If your savings are above £16,000 then you usually won’t be eligible for Housing Benefit. The only exception here is if you receive the Guarantee Credit part of Pension Credit. You also won’t be eligible if you’re paying a mortgage on your own home, if you already claim Universal Credit or if you live with a partner who is already claiming Housing Benefit.
There are several other points of eligibility criteria as well.
Once you’ve been awarded Housing Benefit, you can continue receiving it indefinitely. However, your local authority will recheck your eligibility every so often.
An award of Housing Benefit will continue until you’re no longer classed as eligible, you fail to respond to a check about your eligibility or you become entitled to Universal Credit instead.
If you receive the Guarantee Credit part of Pension Credit, your income and savings aren’t taken into account, meaning you may be eligible to get your rent fully paid through Housing Benefit.

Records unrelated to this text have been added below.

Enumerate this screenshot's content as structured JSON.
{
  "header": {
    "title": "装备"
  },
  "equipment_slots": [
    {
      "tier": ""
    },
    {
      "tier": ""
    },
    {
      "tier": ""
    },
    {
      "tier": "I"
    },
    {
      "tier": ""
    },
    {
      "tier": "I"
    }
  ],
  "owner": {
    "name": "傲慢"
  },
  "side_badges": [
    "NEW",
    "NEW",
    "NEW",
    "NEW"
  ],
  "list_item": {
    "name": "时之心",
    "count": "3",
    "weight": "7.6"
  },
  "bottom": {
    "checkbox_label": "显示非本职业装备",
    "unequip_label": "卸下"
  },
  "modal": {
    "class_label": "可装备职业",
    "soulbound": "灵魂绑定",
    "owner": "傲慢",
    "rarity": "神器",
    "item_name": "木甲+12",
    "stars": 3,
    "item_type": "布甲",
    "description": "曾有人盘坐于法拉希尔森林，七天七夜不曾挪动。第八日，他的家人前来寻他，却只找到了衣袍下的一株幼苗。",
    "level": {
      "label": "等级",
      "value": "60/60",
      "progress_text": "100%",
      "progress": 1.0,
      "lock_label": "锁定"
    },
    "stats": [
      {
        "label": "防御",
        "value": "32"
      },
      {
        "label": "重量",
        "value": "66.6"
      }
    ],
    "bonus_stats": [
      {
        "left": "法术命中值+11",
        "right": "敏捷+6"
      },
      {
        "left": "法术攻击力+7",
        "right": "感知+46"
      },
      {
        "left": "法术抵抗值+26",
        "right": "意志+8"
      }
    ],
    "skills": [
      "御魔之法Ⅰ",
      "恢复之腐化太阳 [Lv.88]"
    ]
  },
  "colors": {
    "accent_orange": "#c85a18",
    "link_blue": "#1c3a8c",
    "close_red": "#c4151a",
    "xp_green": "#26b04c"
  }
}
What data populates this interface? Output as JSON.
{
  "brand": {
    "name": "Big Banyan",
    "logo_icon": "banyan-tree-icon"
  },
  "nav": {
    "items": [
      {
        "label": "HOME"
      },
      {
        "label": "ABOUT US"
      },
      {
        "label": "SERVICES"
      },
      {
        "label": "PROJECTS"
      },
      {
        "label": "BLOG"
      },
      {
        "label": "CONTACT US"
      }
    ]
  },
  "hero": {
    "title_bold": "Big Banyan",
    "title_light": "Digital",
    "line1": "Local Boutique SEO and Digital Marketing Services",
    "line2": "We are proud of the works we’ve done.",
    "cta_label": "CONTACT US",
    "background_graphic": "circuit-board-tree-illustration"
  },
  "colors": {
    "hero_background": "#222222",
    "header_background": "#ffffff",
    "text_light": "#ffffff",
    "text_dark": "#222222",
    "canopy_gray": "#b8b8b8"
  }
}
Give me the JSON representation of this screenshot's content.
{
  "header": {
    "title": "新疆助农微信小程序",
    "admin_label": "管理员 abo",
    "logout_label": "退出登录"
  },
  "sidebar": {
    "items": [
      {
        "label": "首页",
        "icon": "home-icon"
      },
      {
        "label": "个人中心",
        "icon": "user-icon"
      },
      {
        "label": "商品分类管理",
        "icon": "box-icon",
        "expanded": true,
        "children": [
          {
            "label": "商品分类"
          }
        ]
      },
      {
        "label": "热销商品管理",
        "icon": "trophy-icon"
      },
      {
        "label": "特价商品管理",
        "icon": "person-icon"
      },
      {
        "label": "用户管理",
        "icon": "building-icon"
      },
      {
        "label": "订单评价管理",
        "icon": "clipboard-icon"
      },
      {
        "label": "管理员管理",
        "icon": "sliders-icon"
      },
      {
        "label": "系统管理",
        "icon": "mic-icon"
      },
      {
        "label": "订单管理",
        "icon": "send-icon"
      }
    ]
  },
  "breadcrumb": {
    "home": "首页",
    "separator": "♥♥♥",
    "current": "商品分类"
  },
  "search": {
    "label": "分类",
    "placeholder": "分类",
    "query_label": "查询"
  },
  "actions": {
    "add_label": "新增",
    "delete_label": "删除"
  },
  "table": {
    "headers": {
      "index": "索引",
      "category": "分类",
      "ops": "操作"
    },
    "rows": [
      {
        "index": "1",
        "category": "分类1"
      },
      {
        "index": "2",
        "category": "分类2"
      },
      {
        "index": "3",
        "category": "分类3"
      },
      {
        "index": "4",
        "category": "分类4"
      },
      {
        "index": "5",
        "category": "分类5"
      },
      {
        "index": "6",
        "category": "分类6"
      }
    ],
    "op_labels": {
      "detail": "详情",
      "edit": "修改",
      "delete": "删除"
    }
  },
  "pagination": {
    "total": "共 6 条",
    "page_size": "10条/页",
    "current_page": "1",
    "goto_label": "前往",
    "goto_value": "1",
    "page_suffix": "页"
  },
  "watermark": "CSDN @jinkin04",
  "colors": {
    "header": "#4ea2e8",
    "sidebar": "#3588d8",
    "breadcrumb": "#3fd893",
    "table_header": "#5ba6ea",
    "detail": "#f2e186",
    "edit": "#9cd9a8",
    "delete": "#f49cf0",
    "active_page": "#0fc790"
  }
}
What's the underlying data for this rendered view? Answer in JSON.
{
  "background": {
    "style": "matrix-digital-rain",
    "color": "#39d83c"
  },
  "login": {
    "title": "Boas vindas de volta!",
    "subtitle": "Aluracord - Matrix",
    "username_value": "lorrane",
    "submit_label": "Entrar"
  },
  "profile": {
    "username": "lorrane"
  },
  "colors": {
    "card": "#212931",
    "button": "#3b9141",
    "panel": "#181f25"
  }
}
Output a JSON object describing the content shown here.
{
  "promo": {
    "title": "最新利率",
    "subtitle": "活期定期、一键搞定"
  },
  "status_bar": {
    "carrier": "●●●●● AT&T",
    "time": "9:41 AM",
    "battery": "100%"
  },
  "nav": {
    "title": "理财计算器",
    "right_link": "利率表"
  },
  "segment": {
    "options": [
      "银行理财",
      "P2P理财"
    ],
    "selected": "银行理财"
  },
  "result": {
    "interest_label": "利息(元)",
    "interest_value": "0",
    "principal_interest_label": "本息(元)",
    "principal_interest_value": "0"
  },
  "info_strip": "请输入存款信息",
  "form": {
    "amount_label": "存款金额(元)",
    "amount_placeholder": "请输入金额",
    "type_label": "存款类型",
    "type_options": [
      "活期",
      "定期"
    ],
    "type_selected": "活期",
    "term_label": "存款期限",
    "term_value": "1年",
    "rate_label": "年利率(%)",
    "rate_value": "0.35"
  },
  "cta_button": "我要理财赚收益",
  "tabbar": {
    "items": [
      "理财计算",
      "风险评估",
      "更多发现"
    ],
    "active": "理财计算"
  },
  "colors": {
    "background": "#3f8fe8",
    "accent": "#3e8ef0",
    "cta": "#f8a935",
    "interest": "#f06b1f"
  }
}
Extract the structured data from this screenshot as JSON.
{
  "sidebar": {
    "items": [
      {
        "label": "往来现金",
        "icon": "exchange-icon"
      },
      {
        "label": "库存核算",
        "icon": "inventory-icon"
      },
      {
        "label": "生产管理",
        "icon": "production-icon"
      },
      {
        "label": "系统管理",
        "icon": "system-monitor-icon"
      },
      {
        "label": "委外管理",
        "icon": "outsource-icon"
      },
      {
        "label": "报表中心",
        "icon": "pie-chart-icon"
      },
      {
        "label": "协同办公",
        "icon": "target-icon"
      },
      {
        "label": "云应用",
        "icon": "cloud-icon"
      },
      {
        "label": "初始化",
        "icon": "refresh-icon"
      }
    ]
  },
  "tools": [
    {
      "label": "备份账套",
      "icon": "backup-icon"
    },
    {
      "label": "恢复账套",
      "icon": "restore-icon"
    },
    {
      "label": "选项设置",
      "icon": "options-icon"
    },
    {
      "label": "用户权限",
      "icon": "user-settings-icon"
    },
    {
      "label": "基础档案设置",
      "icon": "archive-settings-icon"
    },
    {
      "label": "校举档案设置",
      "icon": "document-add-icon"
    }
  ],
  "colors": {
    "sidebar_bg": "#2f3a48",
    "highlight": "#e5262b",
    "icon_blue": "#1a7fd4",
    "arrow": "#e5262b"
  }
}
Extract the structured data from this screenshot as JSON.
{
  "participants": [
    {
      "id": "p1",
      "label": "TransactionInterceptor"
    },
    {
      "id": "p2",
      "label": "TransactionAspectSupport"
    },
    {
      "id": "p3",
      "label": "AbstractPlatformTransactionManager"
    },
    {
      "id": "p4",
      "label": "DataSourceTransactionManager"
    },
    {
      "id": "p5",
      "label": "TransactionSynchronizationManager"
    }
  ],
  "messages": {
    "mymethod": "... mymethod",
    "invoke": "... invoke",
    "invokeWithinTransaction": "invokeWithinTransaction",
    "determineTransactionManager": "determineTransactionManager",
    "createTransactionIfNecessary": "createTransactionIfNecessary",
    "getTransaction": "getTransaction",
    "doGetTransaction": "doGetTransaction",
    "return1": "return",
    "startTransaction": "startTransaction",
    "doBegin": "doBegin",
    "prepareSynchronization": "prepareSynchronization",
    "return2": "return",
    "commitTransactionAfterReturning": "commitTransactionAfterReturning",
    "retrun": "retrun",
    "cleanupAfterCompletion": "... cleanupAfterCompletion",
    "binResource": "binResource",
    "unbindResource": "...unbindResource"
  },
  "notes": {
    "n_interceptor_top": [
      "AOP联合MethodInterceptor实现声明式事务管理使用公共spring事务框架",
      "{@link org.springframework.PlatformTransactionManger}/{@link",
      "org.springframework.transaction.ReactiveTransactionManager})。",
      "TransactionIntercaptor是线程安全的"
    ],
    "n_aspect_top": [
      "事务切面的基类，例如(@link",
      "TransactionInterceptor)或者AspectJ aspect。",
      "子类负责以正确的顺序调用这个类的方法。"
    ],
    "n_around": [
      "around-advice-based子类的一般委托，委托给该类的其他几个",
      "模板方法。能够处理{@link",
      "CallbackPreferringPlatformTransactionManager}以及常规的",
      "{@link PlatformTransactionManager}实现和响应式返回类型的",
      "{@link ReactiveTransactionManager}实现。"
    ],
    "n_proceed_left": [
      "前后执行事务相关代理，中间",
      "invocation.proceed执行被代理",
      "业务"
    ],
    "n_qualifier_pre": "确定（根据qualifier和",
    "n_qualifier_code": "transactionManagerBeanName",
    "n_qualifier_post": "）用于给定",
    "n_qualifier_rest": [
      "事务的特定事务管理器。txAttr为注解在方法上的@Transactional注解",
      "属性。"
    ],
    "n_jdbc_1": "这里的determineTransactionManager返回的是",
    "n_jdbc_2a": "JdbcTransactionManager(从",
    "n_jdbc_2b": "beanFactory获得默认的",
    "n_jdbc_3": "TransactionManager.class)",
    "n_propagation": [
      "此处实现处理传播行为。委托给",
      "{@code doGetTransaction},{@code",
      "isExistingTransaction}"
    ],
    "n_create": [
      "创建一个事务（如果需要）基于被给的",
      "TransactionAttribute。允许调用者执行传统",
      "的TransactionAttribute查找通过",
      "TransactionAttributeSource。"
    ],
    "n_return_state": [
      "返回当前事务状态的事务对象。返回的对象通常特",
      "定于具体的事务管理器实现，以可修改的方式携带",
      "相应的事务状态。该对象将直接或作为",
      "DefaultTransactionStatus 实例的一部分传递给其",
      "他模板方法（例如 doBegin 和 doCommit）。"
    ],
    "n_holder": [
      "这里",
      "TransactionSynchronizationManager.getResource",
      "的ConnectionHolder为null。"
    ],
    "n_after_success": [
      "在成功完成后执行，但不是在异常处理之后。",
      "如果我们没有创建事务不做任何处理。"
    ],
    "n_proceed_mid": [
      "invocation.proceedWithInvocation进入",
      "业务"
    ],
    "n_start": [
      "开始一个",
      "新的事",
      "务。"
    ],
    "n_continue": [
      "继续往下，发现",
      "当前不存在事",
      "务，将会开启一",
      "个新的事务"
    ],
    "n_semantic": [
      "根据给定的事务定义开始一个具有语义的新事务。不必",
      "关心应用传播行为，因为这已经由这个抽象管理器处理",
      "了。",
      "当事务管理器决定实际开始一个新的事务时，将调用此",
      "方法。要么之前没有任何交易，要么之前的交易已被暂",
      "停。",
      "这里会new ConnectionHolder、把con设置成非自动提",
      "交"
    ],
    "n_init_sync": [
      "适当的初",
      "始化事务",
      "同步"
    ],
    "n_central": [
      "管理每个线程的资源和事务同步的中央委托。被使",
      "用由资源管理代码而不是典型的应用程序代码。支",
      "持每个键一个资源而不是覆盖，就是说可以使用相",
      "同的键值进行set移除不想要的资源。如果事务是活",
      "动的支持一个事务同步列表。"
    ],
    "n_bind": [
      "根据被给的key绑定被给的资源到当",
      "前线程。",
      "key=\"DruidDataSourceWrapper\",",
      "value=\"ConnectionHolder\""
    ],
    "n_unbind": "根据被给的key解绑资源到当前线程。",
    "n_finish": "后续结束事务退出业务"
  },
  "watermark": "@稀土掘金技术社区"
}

Written by our team of experts and designed to help families fund later life care in England.